The biggest single reason is: what will you do if your dynamic allocation request fails?
You must never simply assume at adl_memGet (or wahtever) will “just work” - you must check the return value for success, and have some sensible recovery strategy when it indicates a failure.
On a desktop system, it is easy to just put up an error box saying, “insufficient memory” - but an embedded system can’t do that!
Other reasons are that it adds overheads, and introduces the risk of memory leaks.
Definitely the former.
You are asking for 1000 bytes of memory whichever way you do it: so you need to ensure that 1000 bytes of memory will always be available for that call - so you might just as well allocate it statically in the first place!
I’ve seen problems when making static allocation of large buffers. Something like 60 Kb is the limit.
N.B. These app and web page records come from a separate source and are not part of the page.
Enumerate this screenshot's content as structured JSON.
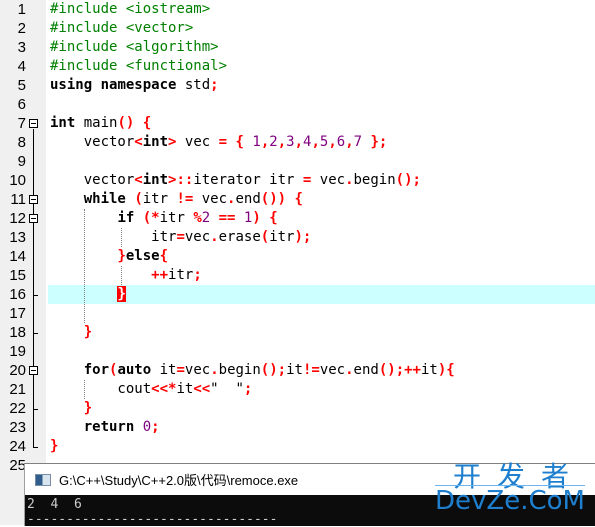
{
  "editor": {
    "current_line": 16,
    "lines": [
      {
        "n": "1",
        "tokens": [
          [
            "pp",
            "#include <iostream>"
          ]
        ]
      },
      {
        "n": "2",
        "tokens": [
          [
            "pp",
            "#include <vector>"
          ]
        ]
      },
      {
        "n": "3",
        "tokens": [
          [
            "pp",
            "#include <algorithm>"
          ]
        ]
      },
      {
        "n": "4",
        "tokens": [
          [
            "pp",
            "#include <functional>"
          ]
        ]
      },
      {
        "n": "5",
        "tokens": [
          [
            "kw",
            "using"
          ],
          [
            "",
            " "
          ],
          [
            "kw",
            "namespace"
          ],
          [
            "",
            " std"
          ],
          [
            "op",
            ";"
          ]
        ]
      },
      {
        "n": "6",
        "tokens": []
      },
      {
        "n": "7",
        "tokens": [
          [
            "kw",
            "int"
          ],
          [
            "",
            " main"
          ],
          [
            "op",
            "()"
          ],
          [
            "",
            " "
          ],
          [
            "op",
            "{"
          ]
        ]
      },
      {
        "n": "8",
        "tokens": [
          [
            "",
            "    vector"
          ],
          [
            "op",
            "<"
          ],
          [
            "kw",
            "int"
          ],
          [
            "op",
            ">"
          ],
          [
            "",
            " vec "
          ],
          [
            "op",
            "="
          ],
          [
            "",
            " "
          ],
          [
            "op",
            "{"
          ],
          [
            "",
            " "
          ],
          [
            "num",
            "1"
          ],
          [
            "op",
            ","
          ],
          [
            "num",
            "2"
          ],
          [
            "op",
            ","
          ],
          [
            "num",
            "3"
          ],
          [
            "op",
            ","
          ],
          [
            "num",
            "4"
          ],
          [
            "op",
            ","
          ],
          [
            "num",
            "5"
          ],
          [
            "op",
            ","
          ],
          [
            "num",
            "6"
          ],
          [
            "op",
            ","
          ],
          [
            "num",
            "7"
          ],
          [
            "",
            " "
          ],
          [
            "op",
            "};"
          ]
        ]
      },
      {
        "n": "9",
        "tokens": []
      },
      {
        "n": "10",
        "tokens": [
          [
            "",
            "    vector"
          ],
          [
            "op",
            "<"
          ],
          [
            "kw",
            "int"
          ],
          [
            "op",
            ">::"
          ],
          [
            "",
            "iterator itr "
          ],
          [
            "op",
            "="
          ],
          [
            "",
            " vec"
          ],
          [
            "op",
            "."
          ],
          [
            "",
            "begin"
          ],
          [
            "op",
            "();"
          ]
        ]
      },
      {
        "n": "11",
        "tokens": [
          [
            "",
            "    "
          ],
          [
            "kw",
            "while"
          ],
          [
            "",
            " "
          ],
          [
            "op",
            "("
          ],
          [
            "",
            "itr "
          ],
          [
            "op",
            "!="
          ],
          [
            "",
            " vec"
          ],
          [
            "op",
            "."
          ],
          [
            "",
            "end"
          ],
          [
            "op",
            "())"
          ],
          [
            "",
            " "
          ],
          [
            "op",
            "{"
          ]
        ]
      },
      {
        "n": "12",
        "tokens": [
          [
            "",
            "        "
          ],
          [
            "kw",
            "if"
          ],
          [
            "",
            " "
          ],
          [
            "op",
            "(*"
          ],
          [
            "",
            "itr "
          ],
          [
            "op",
            "%"
          ],
          [
            "num",
            "2"
          ],
          [
            "",
            " "
          ],
          [
            "op",
            "=="
          ],
          [
            "",
            " "
          ],
          [
            "num",
            "1"
          ],
          [
            "op",
            ")"
          ],
          [
            "",
            " "
          ],
          [
            "op",
            "{"
          ]
        ]
      },
      {
        "n": "13",
        "tokens": [
          [
            "",
            "            itr"
          ],
          [
            "op",
            "="
          ],
          [
            "",
            "vec"
          ],
          [
            "op",
            "."
          ],
          [
            "",
            "erase"
          ],
          [
            "op",
            "("
          ],
          [
            "",
            "itr"
          ],
          [
            "op",
            ");"
          ]
        ]
      },
      {
        "n": "14",
        "tokens": [
          [
            "",
            "        "
          ],
          [
            "op",
            "}"
          ],
          [
            "kw",
            "else"
          ],
          [
            "op",
            "{"
          ]
        ]
      },
      {
        "n": "15",
        "tokens": [
          [
            "",
            "            "
          ],
          [
            "op",
            "++"
          ],
          [
            "",
            "itr"
          ],
          [
            "op",
            ";"
          ]
        ]
      },
      {
        "n": "16",
        "tokens": [
          [
            "",
            "        "
          ],
          [
            "brace-match",
            "}"
          ]
        ]
      },
      {
        "n": "17",
        "tokens": []
      },
      {
        "n": "18",
        "tokens": [
          [
            "",
            "    "
          ],
          [
            "op",
            "}"
          ]
        ]
      },
      {
        "n": "19",
        "tokens": []
      },
      {
        "n": "20",
        "tokens": [
          [
            "",
            "    "
          ],
          [
            "kw",
            "for"
          ],
          [
            "op",
            "("
          ],
          [
            "kw",
            "auto"
          ],
          [
            "",
            " it"
          ],
          [
            "op",
            "="
          ],
          [
            "",
            "vec"
          ],
          [
            "op",
            "."
          ],
          [
            "",
            "begin"
          ],
          [
            "op",
            "();"
          ],
          [
            "",
            "it"
          ],
          [
            "op",
            "!="
          ],
          [
            "",
            "vec"
          ],
          [
            "op",
            "."
          ],
          [
            "",
            "end"
          ],
          [
            "op",
            "();++"
          ],
          [
            "",
            "it"
          ],
          [
            "op",
            "){"
          ]
        ]
      },
      {
        "n": "21",
        "tokens": [
          [
            "",
            "        cout"
          ],
          [
            "op",
            "<<*"
          ],
          [
            "",
            "it"
          ],
          [
            "op",
            "<<"
          ],
          [
            "str",
            "\"  \""
          ],
          [
            "op",
            ";"
          ]
        ]
      },
      {
        "n": "22",
        "tokens": [
          [
            "",
            "    "
          ],
          [
            "op",
            "}"
          ]
        ]
      },
      {
        "n": "23",
        "tokens": [
          [
            "",
            "    "
          ],
          [
            "kw",
            "return"
          ],
          [
            "",
            " "
          ],
          [
            "num",
            "0"
          ],
          [
            "op",
            ";"
          ]
        ]
      },
      {
        "n": "24",
        "tokens": [
          [
            "op",
            "}"
          ]
        ]
      },
      {
        "n": "25",
        "tokens": []
      }
    ]
  },
  "console": {
    "title": "G:\\C++\\Study\\C++2.0版\\代码\\remoce.exe",
    "output": "2  4  6",
    "separator": "--------------------------------"
  },
  "watermark": {
    "chinese": "开发者",
    "english": "DevZe.CoM"
  }
}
If using dynamic allocation the limit is much bigger, but after 300-400 Kb we encountered problems again (Q2686H and OASIS 7.4).